  • The Dragon: For the Shadow, being the leader of the "bandit army".
  • Expecting Someone Taller: He's the shortest character in the whole movie and made look even smaller due to his bodyguards towering over him
  • Gentleman Thief: Tries to be verbose and behave in a classy way (A Glass of Chianti included), which is quite a challenge given Newmoon constantly tries to shoot him in the middle of his speech.
  • Mister Big: While being their leader, he's significantly shorter than any other member of his band of brigands - and particularly his two bodyguards.
  • Non-Action Big Bad: His entire band is fighting against the PCs, while he stands nearby, bored.

The Princess/Girl down the hall:

A damsel in distress that looks suspiciously like that girl down the hall.

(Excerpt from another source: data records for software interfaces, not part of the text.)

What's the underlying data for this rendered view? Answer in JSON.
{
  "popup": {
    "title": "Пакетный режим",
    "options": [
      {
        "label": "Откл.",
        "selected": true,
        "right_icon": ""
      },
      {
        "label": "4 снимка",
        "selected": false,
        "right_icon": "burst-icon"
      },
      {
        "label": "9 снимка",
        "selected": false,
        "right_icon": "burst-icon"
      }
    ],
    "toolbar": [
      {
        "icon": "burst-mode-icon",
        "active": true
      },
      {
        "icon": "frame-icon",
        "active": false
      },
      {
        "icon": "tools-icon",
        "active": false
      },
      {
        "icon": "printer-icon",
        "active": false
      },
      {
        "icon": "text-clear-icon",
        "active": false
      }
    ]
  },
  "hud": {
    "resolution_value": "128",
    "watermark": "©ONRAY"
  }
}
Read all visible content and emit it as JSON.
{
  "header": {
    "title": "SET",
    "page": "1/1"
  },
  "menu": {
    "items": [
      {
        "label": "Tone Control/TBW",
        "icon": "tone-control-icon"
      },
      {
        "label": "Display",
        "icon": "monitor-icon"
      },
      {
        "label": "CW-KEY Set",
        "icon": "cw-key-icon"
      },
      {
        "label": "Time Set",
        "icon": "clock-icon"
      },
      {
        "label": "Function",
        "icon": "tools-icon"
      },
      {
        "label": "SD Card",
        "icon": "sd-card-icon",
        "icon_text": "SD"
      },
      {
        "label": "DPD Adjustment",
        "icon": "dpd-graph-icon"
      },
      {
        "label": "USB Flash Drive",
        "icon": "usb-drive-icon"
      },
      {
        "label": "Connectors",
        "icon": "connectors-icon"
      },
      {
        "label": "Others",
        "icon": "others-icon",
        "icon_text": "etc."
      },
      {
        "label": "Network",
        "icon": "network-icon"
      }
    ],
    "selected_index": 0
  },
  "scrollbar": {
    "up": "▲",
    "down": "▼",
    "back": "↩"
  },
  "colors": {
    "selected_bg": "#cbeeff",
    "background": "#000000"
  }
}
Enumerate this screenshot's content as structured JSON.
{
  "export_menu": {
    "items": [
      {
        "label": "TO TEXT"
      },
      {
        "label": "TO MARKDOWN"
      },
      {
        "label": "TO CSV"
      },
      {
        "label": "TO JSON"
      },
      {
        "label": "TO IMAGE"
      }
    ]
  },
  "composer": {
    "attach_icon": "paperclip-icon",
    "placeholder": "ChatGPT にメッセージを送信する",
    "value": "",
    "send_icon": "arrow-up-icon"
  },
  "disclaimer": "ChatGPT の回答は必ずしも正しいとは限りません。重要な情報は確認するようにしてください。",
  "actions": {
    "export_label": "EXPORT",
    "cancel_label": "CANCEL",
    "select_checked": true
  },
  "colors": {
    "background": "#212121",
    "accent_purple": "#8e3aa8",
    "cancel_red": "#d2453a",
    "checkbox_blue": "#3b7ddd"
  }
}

  • Babies Ever After: Subverted. Magellen marries her (the real-world version) and they have a daughter between the movie and the series and clearly expects this outcome, but he's such an absent husband and father that she ultimately takes the girl and leaves him.
  • Distressed Damsel: Saving her from her kidnapper is the goal of the quest; they end up finding the girl down the hall instead, who isn't having it.
  • Hair-Trigger Temper: She's studying for an incoming exam. As a result, all the noise the guys are making during their play is driving her nuts and she routinely comes to shut them up.
  • Lady Swearsalot: The girl drops one Cluster F-Bomb after another.
  • No Name Given: We never learn their names - neither the princess nor the girl from the dorm. If the board on the dorm door is any indication, she might be Paula.